Aim of the exercise: Copy all records precisely, apart from the pictures.

'''

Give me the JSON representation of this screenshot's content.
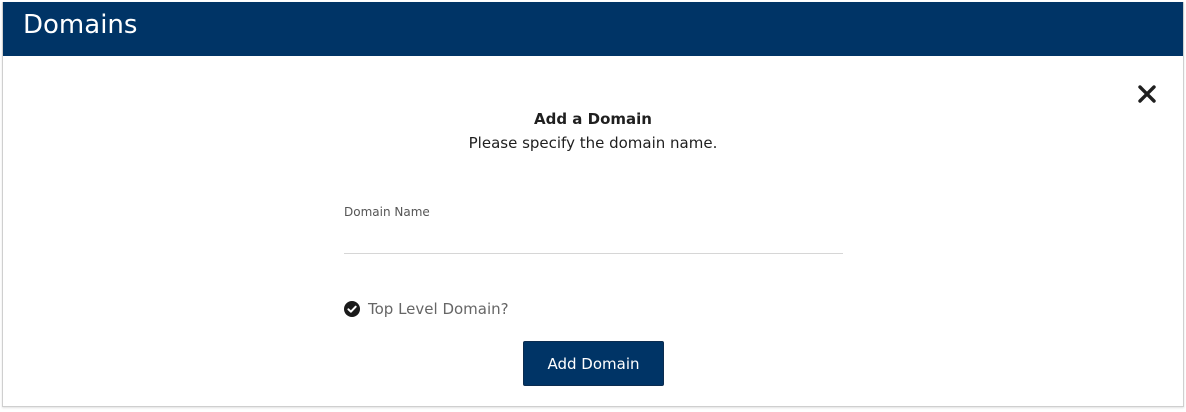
{
  "header": {
    "title": "Domains",
    "background": "#003466"
  },
  "dialog": {
    "title": "Add a Domain",
    "subtitle": "Please specify the domain name.",
    "close_icon": "close-icon",
    "domain_field": {
      "label": "Domain Name",
      "value": "",
      "placeholder": ""
    },
    "top_level_checkbox": {
      "label": "Top Level Domain?",
      "checked": true,
      "icon": "check-circle-icon"
    },
    "submit_label": "Add Domain",
    "accent_color": "#003466"
  }
}
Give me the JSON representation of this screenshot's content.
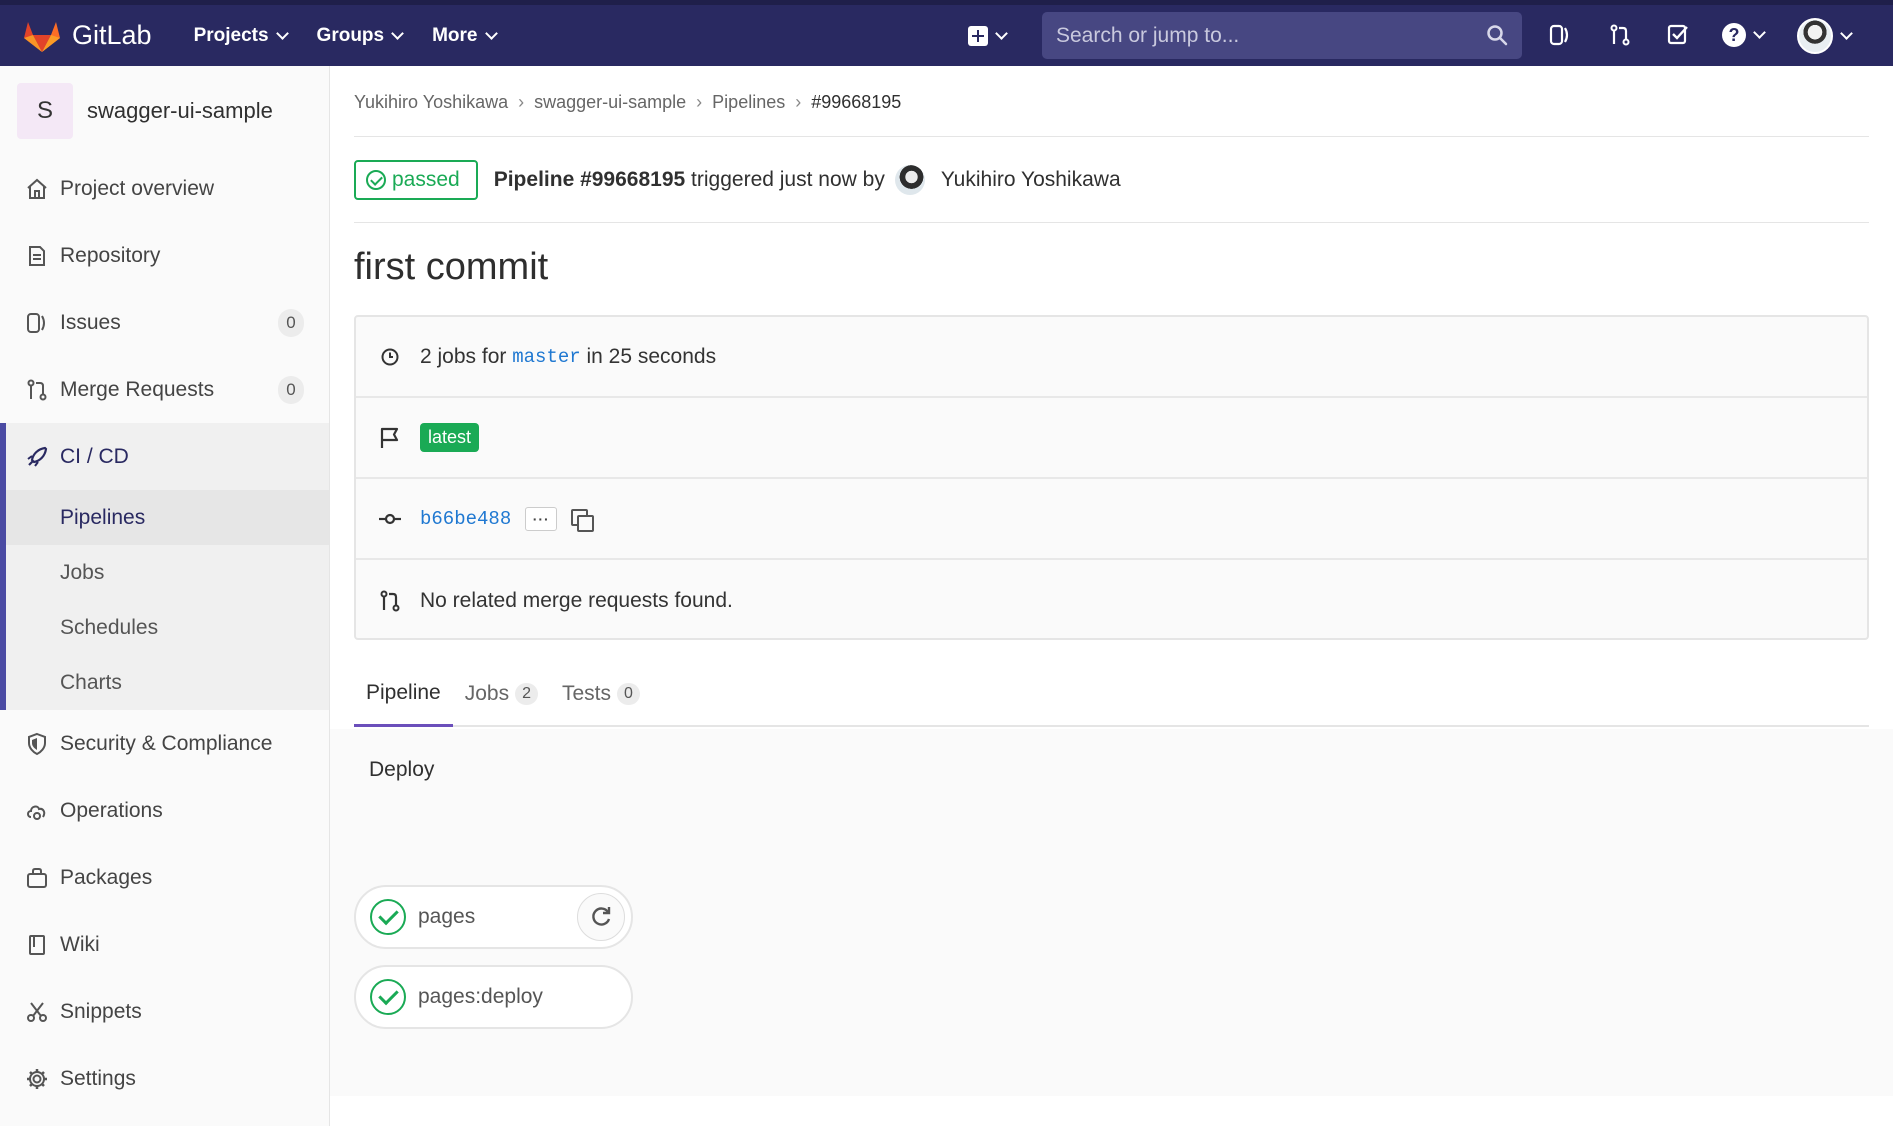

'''

Answer section:
Give me the JSON representation of this screenshot's content.
{
  "header": {
    "title": "Domains",
    "background": "#003466"
  },
  "dialog": {
    "title": "Add a Domain",
    "subtitle": "Please specify the domain name.",
    "close_icon": "close-icon",
    "domain_field": {
      "label": "Domain Name",
      "value": "",
      "placeholder": ""
    },
    "top_level_checkbox": {
      "label": "Top Level Domain?",
      "checked": true,
      "icon": "check-circle-icon"
    },
    "submit_label": "Add Domain",
    "accent_color": "#003466"
  }
}
Give me the JSON representation of this screenshot's content.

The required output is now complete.